WORK INSTRUCTIONS: Give the number of lines in the data that hold the string "icon". Nothing else is needed.

*** Begin section ***

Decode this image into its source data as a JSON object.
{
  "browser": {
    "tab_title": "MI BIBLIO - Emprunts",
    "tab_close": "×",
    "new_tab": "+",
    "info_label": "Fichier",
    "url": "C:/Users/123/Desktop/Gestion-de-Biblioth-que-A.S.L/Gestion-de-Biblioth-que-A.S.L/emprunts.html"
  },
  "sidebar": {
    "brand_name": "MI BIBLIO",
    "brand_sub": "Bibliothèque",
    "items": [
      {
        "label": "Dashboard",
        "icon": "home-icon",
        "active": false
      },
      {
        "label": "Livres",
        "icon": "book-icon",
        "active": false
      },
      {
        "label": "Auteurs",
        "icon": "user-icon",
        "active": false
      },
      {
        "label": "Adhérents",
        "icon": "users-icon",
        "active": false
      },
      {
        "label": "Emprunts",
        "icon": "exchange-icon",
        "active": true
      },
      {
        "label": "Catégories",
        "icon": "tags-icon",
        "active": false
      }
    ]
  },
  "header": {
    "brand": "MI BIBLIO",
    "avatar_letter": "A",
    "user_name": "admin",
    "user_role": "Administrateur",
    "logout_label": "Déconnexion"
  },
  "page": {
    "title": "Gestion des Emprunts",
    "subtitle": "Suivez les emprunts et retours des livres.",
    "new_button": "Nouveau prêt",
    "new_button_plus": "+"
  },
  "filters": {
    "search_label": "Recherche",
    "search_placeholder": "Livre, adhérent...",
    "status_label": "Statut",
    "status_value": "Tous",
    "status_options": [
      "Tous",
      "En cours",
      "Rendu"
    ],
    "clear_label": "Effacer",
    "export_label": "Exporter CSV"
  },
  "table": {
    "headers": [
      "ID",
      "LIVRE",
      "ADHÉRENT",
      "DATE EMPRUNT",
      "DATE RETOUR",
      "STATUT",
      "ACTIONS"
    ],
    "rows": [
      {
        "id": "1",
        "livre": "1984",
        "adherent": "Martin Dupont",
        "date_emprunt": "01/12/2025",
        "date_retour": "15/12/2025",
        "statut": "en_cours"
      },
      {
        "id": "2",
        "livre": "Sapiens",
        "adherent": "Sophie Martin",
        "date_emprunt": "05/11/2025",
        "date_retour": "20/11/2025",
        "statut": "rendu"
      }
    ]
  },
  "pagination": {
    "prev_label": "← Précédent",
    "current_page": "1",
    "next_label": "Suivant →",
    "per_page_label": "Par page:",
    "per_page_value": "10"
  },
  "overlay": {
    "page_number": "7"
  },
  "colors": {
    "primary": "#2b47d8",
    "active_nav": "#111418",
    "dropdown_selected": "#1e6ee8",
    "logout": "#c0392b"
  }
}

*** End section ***

COMPLETED EXERCISE: 6